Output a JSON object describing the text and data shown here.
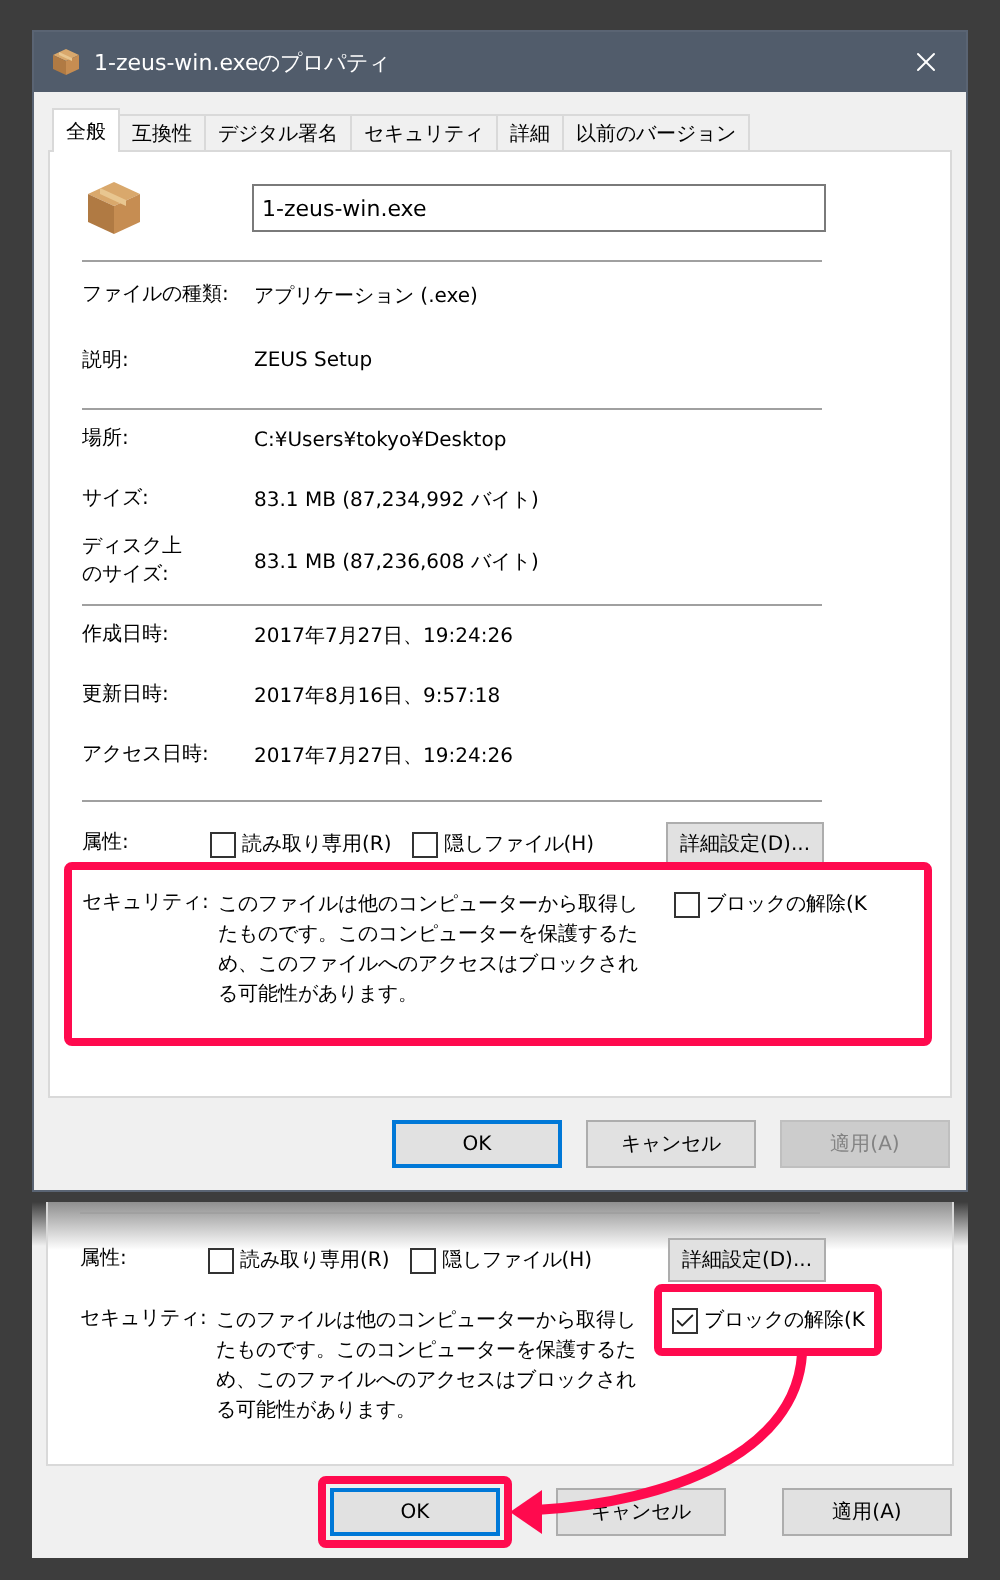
{
  "window": {
    "title": "1-zeus-win.exeのプロパティ"
  },
  "tabs": [
    {
      "label": "全般",
      "selected": true
    },
    {
      "label": "互換性",
      "selected": false
    },
    {
      "label": "デジタル署名",
      "selected": false
    },
    {
      "label": "セキュリティ",
      "selected": false
    },
    {
      "label": "詳細",
      "selected": false
    },
    {
      "label": "以前のバージョン",
      "selected": false
    }
  ],
  "file_name": "1-zeus-win.exe",
  "property_groups": [
    [
      {
        "label": "ファイルの種類:",
        "value": "アプリケーション (.exe)"
      },
      {
        "label": "説明:",
        "value": "ZEUS Setup"
      }
    ],
    [
      {
        "label": "場所:",
        "value": "C:¥Users¥tokyo¥Desktop"
      },
      {
        "label": "サイズ:",
        "value": "83.1 MB (87,234,992 バイト)"
      },
      {
        "label": [
          "ディスク上",
          "のサイズ:"
        ],
        "value": "83.1 MB (87,236,608 バイト)"
      }
    ],
    [
      {
        "label": "作成日時:",
        "value": "2017年7月27日、19:24:26"
      },
      {
        "label": "更新日時:",
        "value": "2017年8月16日、9:57:18"
      },
      {
        "label": "アクセス日時:",
        "value": "2017年7月27日、19:24:26"
      }
    ]
  ],
  "attributes": {
    "label": "属性:",
    "options": [
      {
        "label": "読み取り専用(R)",
        "checked": false
      },
      {
        "label": "隠しファイル(H)",
        "checked": false
      }
    ],
    "advanced_button": "詳細設定(D)..."
  },
  "security": {
    "label": "セキュリティ:",
    "message": "このファイルは他のコンピューターから取得したものです。このコンピューターを保護するため、このファイルへのアクセスはブロックされる可能性があります。",
    "highlighted": true,
    "unblock": {
      "label": "ブロックの解除(K",
      "checked": false,
      "highlighted": false
    }
  },
  "buttons": [
    {
      "label": "OK",
      "default": true,
      "disabled": false,
      "highlighted": false
    },
    {
      "label": "キャンセル",
      "default": false,
      "disabled": false,
      "highlighted": false
    },
    {
      "label": "適用(A)",
      "default": false,
      "disabled": true,
      "highlighted": false
    }
  ],
  "excerpt": {
    "attributes": {
      "label": "属性:",
      "options": [
        {
          "label": "読み取り専用(R)",
          "checked": false
        },
        {
          "label": "隠しファイル(H)",
          "checked": false
        }
      ],
      "advanced_button": "詳細設定(D)..."
    },
    "security": {
      "label": "セキュリティ:",
      "message": "このファイルは他のコンピューターから取得したものです。このコンピューターを保護するため、このファイルへのアクセスはブロックされる可能性があります。",
      "highlighted": false,
      "unblock": {
        "label": "ブロックの解除(K",
        "checked": true,
        "highlighted": true
      }
    },
    "buttons": [
      {
        "label": "OK",
        "default": true,
        "disabled": false,
        "highlighted": true
      },
      {
        "label": "キャンセル",
        "default": false,
        "disabled": false,
        "highlighted": false
      },
      {
        "label": "適用(A)",
        "default": false,
        "disabled": false,
        "highlighted": false
      }
    ]
  }
}
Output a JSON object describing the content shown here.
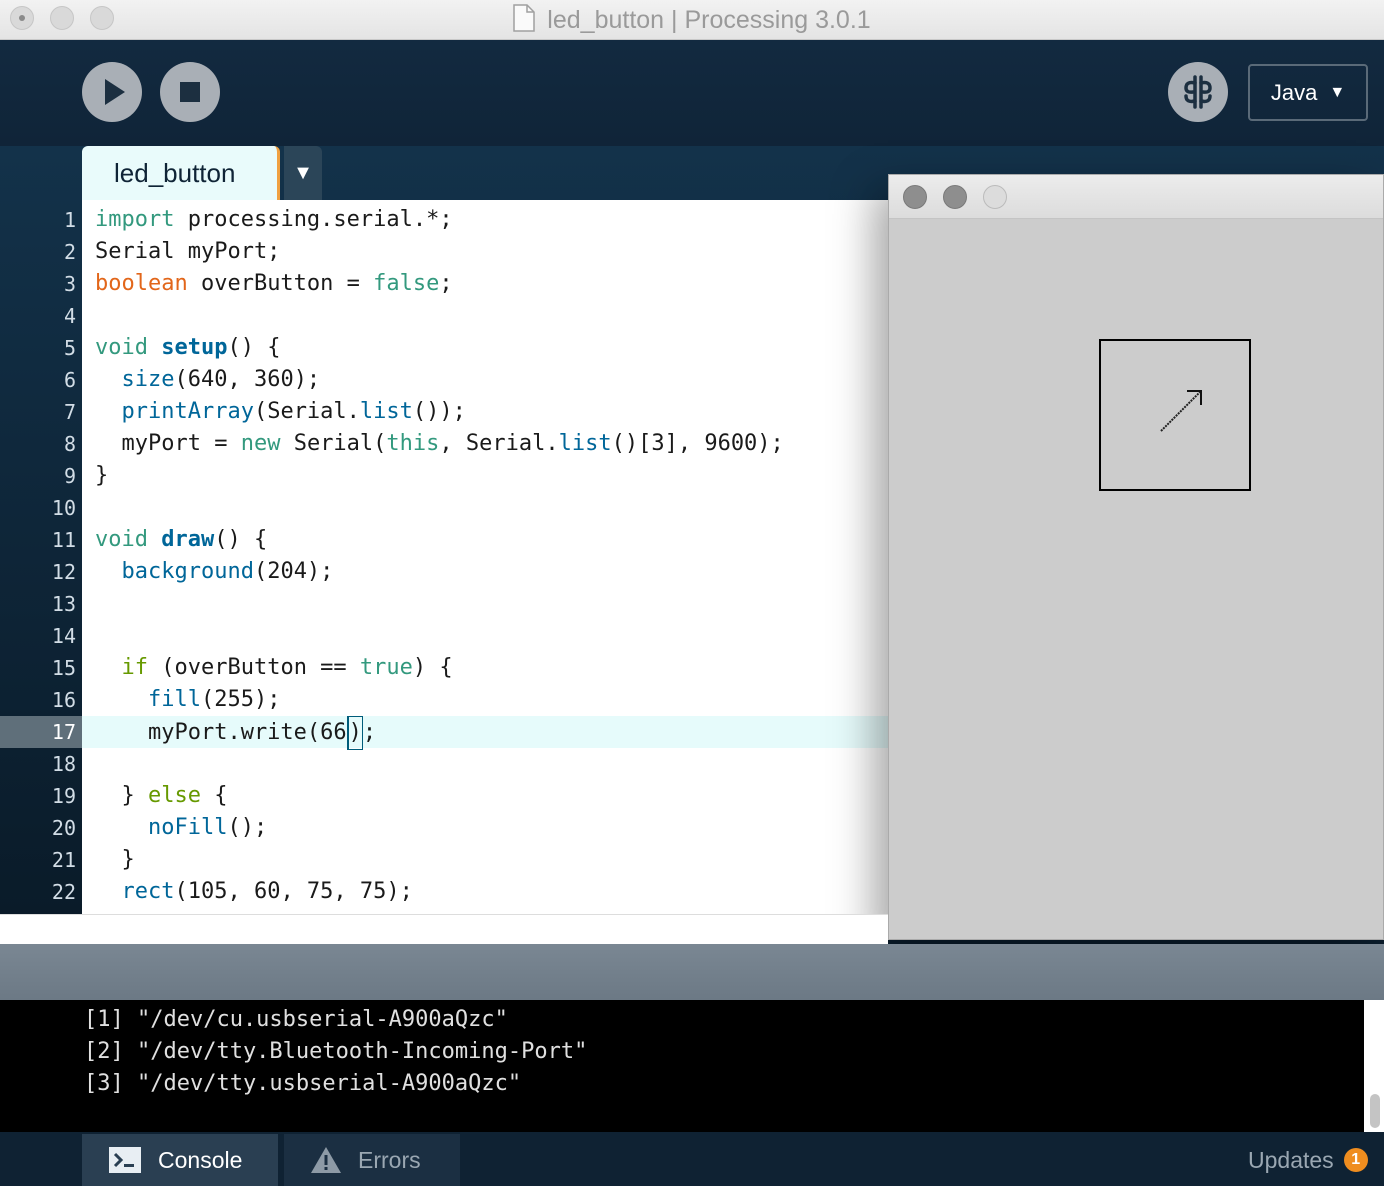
{
  "window": {
    "title": "led_button | Processing 3.0.1"
  },
  "toolbar": {
    "mode_label": "Java",
    "mode_arrow": "▼"
  },
  "editor": {
    "tab_label": "led_button",
    "tab_menu_arrow": "▼",
    "current_line": 17,
    "line_numbers": [
      "1",
      "2",
      "3",
      "4",
      "5",
      "6",
      "7",
      "8",
      "9",
      "10",
      "11",
      "12",
      "13",
      "14",
      "15",
      "16",
      "17",
      "18",
      "19",
      "20",
      "21",
      "22"
    ],
    "lines": [
      [
        {
          "t": "import",
          "c": "kw"
        },
        {
          "t": " processing.serial.*;",
          "c": ""
        }
      ],
      [
        {
          "t": "Serial myPort;",
          "c": ""
        }
      ],
      [
        {
          "t": "boolean",
          "c": "ty"
        },
        {
          "t": " overButton = ",
          "c": ""
        },
        {
          "t": "false",
          "c": "kw"
        },
        {
          "t": ";",
          "c": ""
        }
      ],
      [],
      [
        {
          "t": "void",
          "c": "kw"
        },
        {
          "t": " ",
          "c": ""
        },
        {
          "t": "setup",
          "c": "fn"
        },
        {
          "t": "() {",
          "c": ""
        }
      ],
      [
        {
          "t": "  ",
          "c": ""
        },
        {
          "t": "size",
          "c": "api"
        },
        {
          "t": "(640, 360);",
          "c": ""
        }
      ],
      [
        {
          "t": "  ",
          "c": ""
        },
        {
          "t": "printArray",
          "c": "api"
        },
        {
          "t": "(Serial.",
          "c": ""
        },
        {
          "t": "list",
          "c": "api"
        },
        {
          "t": "());",
          "c": ""
        }
      ],
      [
        {
          "t": "  myPort = ",
          "c": ""
        },
        {
          "t": "new",
          "c": "kw"
        },
        {
          "t": " Serial(",
          "c": ""
        },
        {
          "t": "this",
          "c": "kw"
        },
        {
          "t": ", Serial.",
          "c": ""
        },
        {
          "t": "list",
          "c": "api"
        },
        {
          "t": "()[3], 9600);",
          "c": ""
        }
      ],
      [
        {
          "t": "}",
          "c": ""
        }
      ],
      [],
      [
        {
          "t": "void",
          "c": "kw"
        },
        {
          "t": " ",
          "c": ""
        },
        {
          "t": "draw",
          "c": "fn"
        },
        {
          "t": "() {",
          "c": ""
        }
      ],
      [
        {
          "t": "  ",
          "c": ""
        },
        {
          "t": "background",
          "c": "api"
        },
        {
          "t": "(204);",
          "c": ""
        }
      ],
      [],
      [],
      [
        {
          "t": "  ",
          "c": ""
        },
        {
          "t": "if",
          "c": "ctl"
        },
        {
          "t": " (overButton == ",
          "c": ""
        },
        {
          "t": "true",
          "c": "kw"
        },
        {
          "t": ") {",
          "c": ""
        }
      ],
      [
        {
          "t": "    ",
          "c": ""
        },
        {
          "t": "fill",
          "c": "api"
        },
        {
          "t": "(255);",
          "c": ""
        }
      ],
      [
        {
          "t": "    myPort.write(66",
          "c": ""
        },
        {
          "t": ")",
          "c": "caret"
        },
        {
          "t": ";",
          "c": ""
        }
      ],
      [],
      [
        {
          "t": "  } ",
          "c": ""
        },
        {
          "t": "else",
          "c": "ctl"
        },
        {
          "t": " {",
          "c": ""
        }
      ],
      [
        {
          "t": "    ",
          "c": ""
        },
        {
          "t": "noFill",
          "c": "api"
        },
        {
          "t": "();",
          "c": ""
        }
      ],
      [
        {
          "t": "  }",
          "c": ""
        }
      ],
      [
        {
          "t": "  ",
          "c": ""
        },
        {
          "t": "rect",
          "c": "api"
        },
        {
          "t": "(105, 60, 75, 75);",
          "c": ""
        }
      ]
    ]
  },
  "console": {
    "lines": [
      "[1] \"/dev/cu.usbserial-A900aQzc\"",
      "[2] \"/dev/tty.Bluetooth-Incoming-Port\"",
      "[3] \"/dev/tty.usbserial-A900aQzc\""
    ]
  },
  "bottom_bar": {
    "console_label": "Console",
    "errors_label": "Errors",
    "updates_label": "Updates",
    "updates_count": "1"
  },
  "colors": {
    "keyword": "#33997e",
    "type": "#e2661a",
    "function": "#006699",
    "control": "#669900",
    "updates_badge": "#ef8d1f"
  },
  "icons": [
    "run-icon",
    "stop-icon",
    "debug-icon",
    "document-icon",
    "console-icon",
    "warning-icon",
    "cursor-arrow-icon"
  ]
}
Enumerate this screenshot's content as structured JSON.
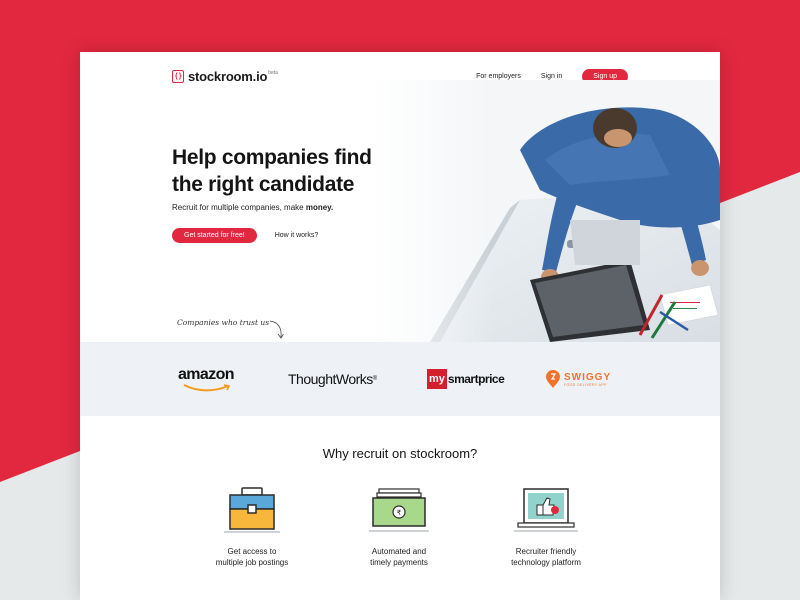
{
  "brand": {
    "name": "stockroom.io",
    "badge": "beta",
    "mark": "{ }",
    "accent": "#e2283f"
  },
  "nav": {
    "employers": "For employers",
    "signin": "Sign in",
    "signup": "Sign up"
  },
  "hero": {
    "title_line1": "Help companies find",
    "title_line2": "the right candidate",
    "subtitle_prefix": "Recruit for multiple companies, make ",
    "subtitle_emph": "money.",
    "cta_primary": "Get started for free!",
    "cta_secondary": "How it works?"
  },
  "companies": {
    "label": "Companies who trust us",
    "amazon": "amazon",
    "thoughtworks": "ThoughtWorks",
    "thoughtworks_mark": "®",
    "smartprice_prefix": "my",
    "smartprice_name": "smartprice",
    "swiggy_name": "SWIGGY",
    "swiggy_tagline": "FOOD DELIVERY APP"
  },
  "why": {
    "title": "Why recruit on stockroom?",
    "features": [
      {
        "icon": "briefcase-icon",
        "line1": "Get access to",
        "line2": "multiple job postings"
      },
      {
        "icon": "money-bill-icon",
        "line1": "Automated and",
        "line2": "timely payments"
      },
      {
        "icon": "laptop-thumbs-up-icon",
        "line1": "Recruiter friendly",
        "line2": "technology platform"
      }
    ]
  }
}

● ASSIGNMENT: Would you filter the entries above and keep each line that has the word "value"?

● OUTPUT OF THE EXERCISE:
        "value": "アプリケーション (.exe)"
        "value": "ZEUS Setup"
        "value": "C:¥Users¥tokyo¥Desktop"
        "value": "83.1 MB (87,234,992 バイト)"
        "value": "83.1 MB (87,236,608 バイト)"
        "value": "2017年7月27日、19:24:26"
        "value": "2017年8月16日、9:57:18"
        "value": "2017年7月27日、19:24:26"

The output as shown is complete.